As regards the applicants' personal situation, the Board noted that the first applicant had continued to work at BPSN despite the fact that she had discovered and reported illegal activities. She had not kept any copies of the documents which showed these activities. Further, there was no evidence that the authorities had failed to investigate the allegations made by the first applicant and they had given her an opportunity to appeal against the decisions. The forensic medical evidence did not show that she had sustained any serious injuries. Moreover, the second certificate stated that she had been subjected to a rape attempt, a fact that she had not mentioned to the Board.
The Board further stated that, whether the applicants' story was credible or not, they could not be considered as refugees on the basis of the information they had given. In this connection, the Board found that, notwithstanding the first applicant's speech at the BNF meeting, they had not been politically active, that the discovery of evidence of corruption did not constitute a ground for asylum as such and that the first applicant had not exhausted domestic remedies in seeking protection from the domestic judicial authorities.

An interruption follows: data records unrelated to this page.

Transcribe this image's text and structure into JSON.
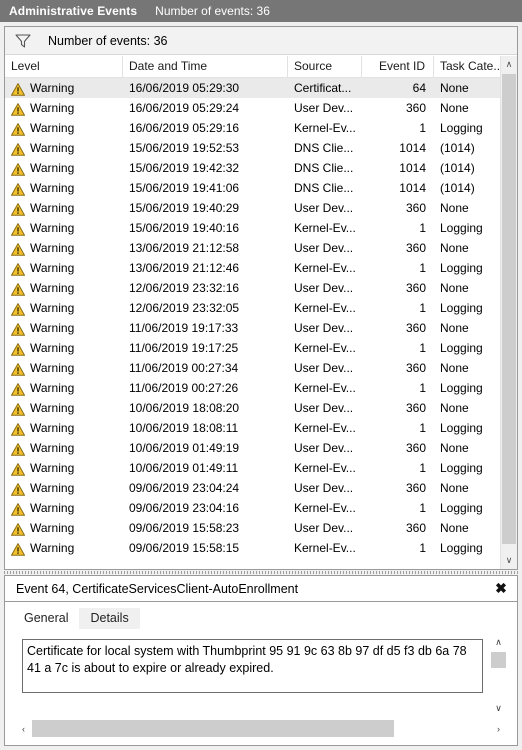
{
  "title_bar": {
    "main": "Administrative Events",
    "sub": "Number of events: 36"
  },
  "filter_bar": {
    "icon": "funnel-icon",
    "label": "Number of events: 36"
  },
  "table": {
    "columns": [
      {
        "key": "level",
        "label": "Level"
      },
      {
        "key": "date",
        "label": "Date and Time"
      },
      {
        "key": "source",
        "label": "Source"
      },
      {
        "key": "event_id",
        "label": "Event ID"
      },
      {
        "key": "task_category",
        "label": "Task Cate..."
      }
    ],
    "rows": [
      {
        "icon": "warning-icon",
        "level": "Warning",
        "date": "16/06/2019 05:29:30",
        "source": "Certificat...",
        "event_id": "64",
        "task_category": "None",
        "selected": true
      },
      {
        "icon": "warning-icon",
        "level": "Warning",
        "date": "16/06/2019 05:29:24",
        "source": "User Dev...",
        "event_id": "360",
        "task_category": "None",
        "selected": false
      },
      {
        "icon": "warning-icon",
        "level": "Warning",
        "date": "16/06/2019 05:29:16",
        "source": "Kernel-Ev...",
        "event_id": "1",
        "task_category": "Logging",
        "selected": false
      },
      {
        "icon": "warning-icon",
        "level": "Warning",
        "date": "15/06/2019 19:52:53",
        "source": "DNS Clie...",
        "event_id": "1014",
        "task_category": "(1014)",
        "selected": false
      },
      {
        "icon": "warning-icon",
        "level": "Warning",
        "date": "15/06/2019 19:42:32",
        "source": "DNS Clie...",
        "event_id": "1014",
        "task_category": "(1014)",
        "selected": false
      },
      {
        "icon": "warning-icon",
        "level": "Warning",
        "date": "15/06/2019 19:41:06",
        "source": "DNS Clie...",
        "event_id": "1014",
        "task_category": "(1014)",
        "selected": false
      },
      {
        "icon": "warning-icon",
        "level": "Warning",
        "date": "15/06/2019 19:40:29",
        "source": "User Dev...",
        "event_id": "360",
        "task_category": "None",
        "selected": false
      },
      {
        "icon": "warning-icon",
        "level": "Warning",
        "date": "15/06/2019 19:40:16",
        "source": "Kernel-Ev...",
        "event_id": "1",
        "task_category": "Logging",
        "selected": false
      },
      {
        "icon": "warning-icon",
        "level": "Warning",
        "date": "13/06/2019 21:12:58",
        "source": "User Dev...",
        "event_id": "360",
        "task_category": "None",
        "selected": false
      },
      {
        "icon": "warning-icon",
        "level": "Warning",
        "date": "13/06/2019 21:12:46",
        "source": "Kernel-Ev...",
        "event_id": "1",
        "task_category": "Logging",
        "selected": false
      },
      {
        "icon": "warning-icon",
        "level": "Warning",
        "date": "12/06/2019 23:32:16",
        "source": "User Dev...",
        "event_id": "360",
        "task_category": "None",
        "selected": false
      },
      {
        "icon": "warning-icon",
        "level": "Warning",
        "date": "12/06/2019 23:32:05",
        "source": "Kernel-Ev...",
        "event_id": "1",
        "task_category": "Logging",
        "selected": false
      },
      {
        "icon": "warning-icon",
        "level": "Warning",
        "date": "11/06/2019 19:17:33",
        "source": "User Dev...",
        "event_id": "360",
        "task_category": "None",
        "selected": false
      },
      {
        "icon": "warning-icon",
        "level": "Warning",
        "date": "11/06/2019 19:17:25",
        "source": "Kernel-Ev...",
        "event_id": "1",
        "task_category": "Logging",
        "selected": false
      },
      {
        "icon": "warning-icon",
        "level": "Warning",
        "date": "11/06/2019 00:27:34",
        "source": "User Dev...",
        "event_id": "360",
        "task_category": "None",
        "selected": false
      },
      {
        "icon": "warning-icon",
        "level": "Warning",
        "date": "11/06/2019 00:27:26",
        "source": "Kernel-Ev...",
        "event_id": "1",
        "task_category": "Logging",
        "selected": false
      },
      {
        "icon": "warning-icon",
        "level": "Warning",
        "date": "10/06/2019 18:08:20",
        "source": "User Dev...",
        "event_id": "360",
        "task_category": "None",
        "selected": false
      },
      {
        "icon": "warning-icon",
        "level": "Warning",
        "date": "10/06/2019 18:08:11",
        "source": "Kernel-Ev...",
        "event_id": "1",
        "task_category": "Logging",
        "selected": false
      },
      {
        "icon": "warning-icon",
        "level": "Warning",
        "date": "10/06/2019 01:49:19",
        "source": "User Dev...",
        "event_id": "360",
        "task_category": "None",
        "selected": false
      },
      {
        "icon": "warning-icon",
        "level": "Warning",
        "date": "10/06/2019 01:49:11",
        "source": "Kernel-Ev...",
        "event_id": "1",
        "task_category": "Logging",
        "selected": false
      },
      {
        "icon": "warning-icon",
        "level": "Warning",
        "date": "09/06/2019 23:04:24",
        "source": "User Dev...",
        "event_id": "360",
        "task_category": "None",
        "selected": false
      },
      {
        "icon": "warning-icon",
        "level": "Warning",
        "date": "09/06/2019 23:04:16",
        "source": "Kernel-Ev...",
        "event_id": "1",
        "task_category": "Logging",
        "selected": false
      },
      {
        "icon": "warning-icon",
        "level": "Warning",
        "date": "09/06/2019 15:58:23",
        "source": "User Dev...",
        "event_id": "360",
        "task_category": "None",
        "selected": false
      },
      {
        "icon": "warning-icon",
        "level": "Warning",
        "date": "09/06/2019 15:58:15",
        "source": "Kernel-Ev...",
        "event_id": "1",
        "task_category": "Logging",
        "selected": false
      }
    ],
    "scrollbar": {
      "up": "∧",
      "down": "∨"
    }
  },
  "detail": {
    "header_title": "Event 64, CertificateServicesClient-AutoEnrollment",
    "close_label": "✖",
    "tabs": [
      {
        "label": "General",
        "active": true
      },
      {
        "label": "Details",
        "active": false
      }
    ],
    "message": "Certificate for local system with Thumbprint 95 91 9c 63 8b 97 df d5 f3 db 6a 78 41 a 7c is about to expire or already expired.",
    "scroll_up": "∧",
    "scroll_down": "∨",
    "scroll_left": "‹",
    "scroll_right": "›"
  },
  "colors": {
    "titlebar_bg": "#767676",
    "warning_yellow": "#f2c12e",
    "selection": "#eaeaea"
  }
}
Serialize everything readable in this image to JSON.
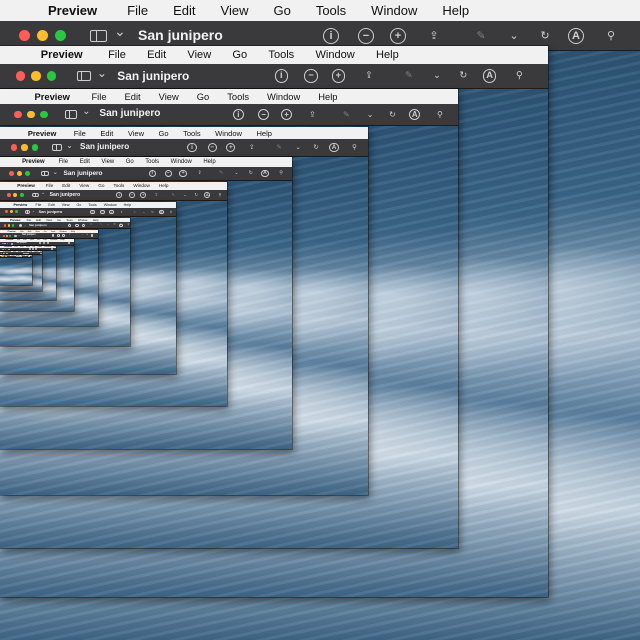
{
  "menubar": {
    "app_name": "Preview",
    "items": [
      "File",
      "Edit",
      "View",
      "Go",
      "Tools",
      "Window",
      "Help"
    ]
  },
  "window": {
    "title": "San junipero"
  },
  "icons": [
    "sidebar-icon",
    "chevron-down-icon",
    "info-icon",
    "zoom-out-icon",
    "zoom-in-icon",
    "share-icon",
    "markup-pen-icon",
    "chevron-down-icon",
    "rotate-icon",
    "annotate-icon",
    "search-icon"
  ],
  "colors": {
    "menubar_bg": "#f1f1f1",
    "titlebar_bg": "#3a3a3c",
    "close": "#ff5f57",
    "minimize": "#febc2e",
    "zoom": "#28c840"
  }
}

Further considering that it had not been shown that the applicants, upon return, would be of such interest to the Belarusian authorities that they would risk the death penalty or torture or other inhuman or degrading treatment or punishment, the Board found that they were not entitled to a residence permit on any other ground either.
The applicants appealed to the Aliens Appeals Board (Utlännings-nämnden), essentially maintaining what they had stated before the Migration Board.
On 9 August 2004 the Aliens Appeals Board rejected the appeal, stating that it agreed with the assessment made by the Migration Board.
1. The applicants complain under Article 3 of the Convention that they will risk being subjected to inhuman or degrading treatment upon return to Belarus on account of having revealed corruption and illegal activities within organs of the State.
2. They further maintain, under Article 6 of the Convention, that they did not have a fair hearing of their asylum applications as certain documents were neither translated nor taken into account by the Swedish authorities and as they were not given an oral hearing.
1. The applicants complain that they will risk treatment contrary to Article 3 of the Convention upon return to Belarus. Article 3 provides the following:
“No one shall be subjected to torture or to inhuman or degrading treatment or punishment.”
The Court considers that it cannot, on the basis of the case file, determine the admissibility of this complaint and that it is therefore necessary, in accordance with Rule 54 § 2 (b) of the Rules of Court, to give notice of this part of the application to the respondent Government.
2. The applicants also complain that they did not have a fair hearing in accordance with Article 6 of the Convention. Article 6 § 1 reads, in relevant parts, as follows:
“In the determination of his civil rights and obligations or of any criminal charge against him, everyone is entitled to a fair and public hearing ...”
The Court is prevented from examining this complaint since Article 6 is not applicable to proceedings concerning the entry, stay and deportation of aliens (see Maaouia v. France [GC], no. 39652/98, § 40, ECHR 2000-X).
It follows that this part of the application is incompatible ratione materiae with the provisions of the Convention, within the meaning of Article 35 § 3, and must be rejected, in accordance with Article 35 § 4.
For these reasons, the Court unanimously
Decides to adjourn the examination of the applicants' complaint that their expulsion to Belarus would expose them to the risk of treatment contrary to Article 3 of the Convention;
Declares the remainder of the application inadmissible.
Michael O'Boyle Nicolas Bratza
MATSIUKHIN AND MATSIUKHINA v. SWEDEN DECISION
MATSIUKHIN AND MATSIUKHINA v. SWEDEN DECISION